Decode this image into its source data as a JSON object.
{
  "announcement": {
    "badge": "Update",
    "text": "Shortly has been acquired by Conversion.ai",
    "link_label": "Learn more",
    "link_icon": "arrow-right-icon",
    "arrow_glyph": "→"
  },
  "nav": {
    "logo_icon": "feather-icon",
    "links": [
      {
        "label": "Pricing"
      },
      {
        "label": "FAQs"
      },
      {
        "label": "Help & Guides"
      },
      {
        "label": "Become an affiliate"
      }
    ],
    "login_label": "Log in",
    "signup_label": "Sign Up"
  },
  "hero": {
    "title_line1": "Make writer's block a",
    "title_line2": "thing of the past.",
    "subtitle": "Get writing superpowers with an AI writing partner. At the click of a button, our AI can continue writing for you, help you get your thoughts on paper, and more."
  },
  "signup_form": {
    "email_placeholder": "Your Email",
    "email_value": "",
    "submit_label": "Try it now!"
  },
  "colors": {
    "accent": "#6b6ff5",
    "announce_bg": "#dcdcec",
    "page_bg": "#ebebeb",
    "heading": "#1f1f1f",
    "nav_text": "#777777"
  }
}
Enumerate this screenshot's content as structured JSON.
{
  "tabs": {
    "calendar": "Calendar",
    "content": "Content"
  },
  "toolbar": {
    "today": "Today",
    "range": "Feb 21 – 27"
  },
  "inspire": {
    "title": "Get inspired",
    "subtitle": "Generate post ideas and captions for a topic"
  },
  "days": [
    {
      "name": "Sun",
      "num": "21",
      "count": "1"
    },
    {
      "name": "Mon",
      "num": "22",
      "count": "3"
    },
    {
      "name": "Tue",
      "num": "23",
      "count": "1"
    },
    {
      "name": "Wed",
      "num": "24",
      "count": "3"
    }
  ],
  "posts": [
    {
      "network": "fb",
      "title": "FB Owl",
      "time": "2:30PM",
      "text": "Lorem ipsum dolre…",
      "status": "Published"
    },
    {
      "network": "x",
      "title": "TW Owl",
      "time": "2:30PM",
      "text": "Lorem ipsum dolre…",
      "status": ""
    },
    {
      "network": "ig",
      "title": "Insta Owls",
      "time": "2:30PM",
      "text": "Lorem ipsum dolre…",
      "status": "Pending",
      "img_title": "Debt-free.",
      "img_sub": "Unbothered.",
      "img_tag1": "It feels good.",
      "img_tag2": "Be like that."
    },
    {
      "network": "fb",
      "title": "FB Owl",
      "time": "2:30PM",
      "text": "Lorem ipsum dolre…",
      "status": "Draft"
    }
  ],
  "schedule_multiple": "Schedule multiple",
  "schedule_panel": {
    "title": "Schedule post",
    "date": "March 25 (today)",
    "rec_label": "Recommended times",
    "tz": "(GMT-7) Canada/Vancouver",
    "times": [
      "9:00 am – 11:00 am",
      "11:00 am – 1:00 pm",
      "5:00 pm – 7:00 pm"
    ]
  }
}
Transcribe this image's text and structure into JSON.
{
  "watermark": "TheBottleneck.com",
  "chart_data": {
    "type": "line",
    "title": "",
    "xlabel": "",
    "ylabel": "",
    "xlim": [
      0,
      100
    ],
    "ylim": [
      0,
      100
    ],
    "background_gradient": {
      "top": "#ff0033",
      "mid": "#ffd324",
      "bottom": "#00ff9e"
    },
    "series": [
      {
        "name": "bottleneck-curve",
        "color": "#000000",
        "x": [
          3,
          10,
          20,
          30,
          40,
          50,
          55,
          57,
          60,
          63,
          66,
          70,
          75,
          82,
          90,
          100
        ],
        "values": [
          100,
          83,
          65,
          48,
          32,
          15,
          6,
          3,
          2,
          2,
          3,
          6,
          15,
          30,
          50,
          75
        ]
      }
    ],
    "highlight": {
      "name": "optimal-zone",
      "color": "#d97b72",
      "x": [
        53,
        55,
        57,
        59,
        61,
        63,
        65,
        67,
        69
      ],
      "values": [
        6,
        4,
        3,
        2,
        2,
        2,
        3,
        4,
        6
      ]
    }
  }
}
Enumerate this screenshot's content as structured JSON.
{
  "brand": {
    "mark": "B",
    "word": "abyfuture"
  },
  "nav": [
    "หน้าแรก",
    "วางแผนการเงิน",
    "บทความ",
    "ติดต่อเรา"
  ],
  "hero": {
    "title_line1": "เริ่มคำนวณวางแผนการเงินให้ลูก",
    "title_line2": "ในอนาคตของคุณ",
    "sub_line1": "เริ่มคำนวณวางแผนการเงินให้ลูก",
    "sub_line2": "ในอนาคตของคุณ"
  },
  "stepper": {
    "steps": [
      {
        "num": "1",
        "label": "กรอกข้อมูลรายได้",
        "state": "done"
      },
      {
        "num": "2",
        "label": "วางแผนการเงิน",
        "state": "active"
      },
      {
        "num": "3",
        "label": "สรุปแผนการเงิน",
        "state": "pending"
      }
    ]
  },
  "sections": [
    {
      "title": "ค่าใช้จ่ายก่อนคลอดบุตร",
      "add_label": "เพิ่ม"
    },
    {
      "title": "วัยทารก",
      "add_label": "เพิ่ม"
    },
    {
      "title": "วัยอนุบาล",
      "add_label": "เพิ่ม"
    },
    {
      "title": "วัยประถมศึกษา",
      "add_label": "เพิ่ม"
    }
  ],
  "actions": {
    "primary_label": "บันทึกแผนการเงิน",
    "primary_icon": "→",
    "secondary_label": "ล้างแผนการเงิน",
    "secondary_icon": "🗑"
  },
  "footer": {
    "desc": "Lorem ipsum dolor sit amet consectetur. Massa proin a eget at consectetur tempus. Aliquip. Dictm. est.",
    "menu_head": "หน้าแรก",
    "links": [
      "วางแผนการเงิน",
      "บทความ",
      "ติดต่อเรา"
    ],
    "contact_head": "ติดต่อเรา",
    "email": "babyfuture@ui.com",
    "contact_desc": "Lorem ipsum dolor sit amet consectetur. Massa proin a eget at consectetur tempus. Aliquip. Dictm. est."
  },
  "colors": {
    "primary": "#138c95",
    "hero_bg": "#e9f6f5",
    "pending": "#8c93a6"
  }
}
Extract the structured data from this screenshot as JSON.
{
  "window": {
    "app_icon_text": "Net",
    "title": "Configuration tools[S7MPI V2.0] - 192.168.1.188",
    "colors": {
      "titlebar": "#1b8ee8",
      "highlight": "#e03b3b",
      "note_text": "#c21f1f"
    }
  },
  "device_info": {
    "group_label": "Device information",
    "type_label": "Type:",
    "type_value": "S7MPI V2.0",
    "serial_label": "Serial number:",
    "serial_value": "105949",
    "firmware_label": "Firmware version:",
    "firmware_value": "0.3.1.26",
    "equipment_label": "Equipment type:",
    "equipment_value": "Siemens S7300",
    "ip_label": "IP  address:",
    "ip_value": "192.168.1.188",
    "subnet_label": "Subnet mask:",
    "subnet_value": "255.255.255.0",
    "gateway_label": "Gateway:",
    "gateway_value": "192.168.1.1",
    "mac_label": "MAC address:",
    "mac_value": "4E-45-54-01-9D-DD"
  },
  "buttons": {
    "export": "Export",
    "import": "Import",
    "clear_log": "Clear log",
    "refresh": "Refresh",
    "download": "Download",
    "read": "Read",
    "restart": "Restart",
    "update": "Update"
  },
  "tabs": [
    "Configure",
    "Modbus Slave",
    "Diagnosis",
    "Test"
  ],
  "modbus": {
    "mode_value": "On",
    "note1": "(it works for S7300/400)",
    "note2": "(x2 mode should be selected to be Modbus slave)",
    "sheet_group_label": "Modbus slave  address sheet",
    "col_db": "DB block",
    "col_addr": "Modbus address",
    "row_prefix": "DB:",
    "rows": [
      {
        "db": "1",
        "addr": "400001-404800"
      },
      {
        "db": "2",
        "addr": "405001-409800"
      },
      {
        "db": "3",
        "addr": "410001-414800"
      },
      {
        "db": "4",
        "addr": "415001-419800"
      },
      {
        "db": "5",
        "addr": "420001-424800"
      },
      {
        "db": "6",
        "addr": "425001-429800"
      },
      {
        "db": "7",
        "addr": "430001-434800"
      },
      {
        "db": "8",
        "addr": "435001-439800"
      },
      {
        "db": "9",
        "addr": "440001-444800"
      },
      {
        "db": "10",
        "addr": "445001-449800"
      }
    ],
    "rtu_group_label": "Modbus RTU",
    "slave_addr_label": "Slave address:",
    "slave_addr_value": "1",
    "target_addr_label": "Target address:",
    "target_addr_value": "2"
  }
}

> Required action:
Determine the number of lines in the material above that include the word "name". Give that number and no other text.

> Your response:
6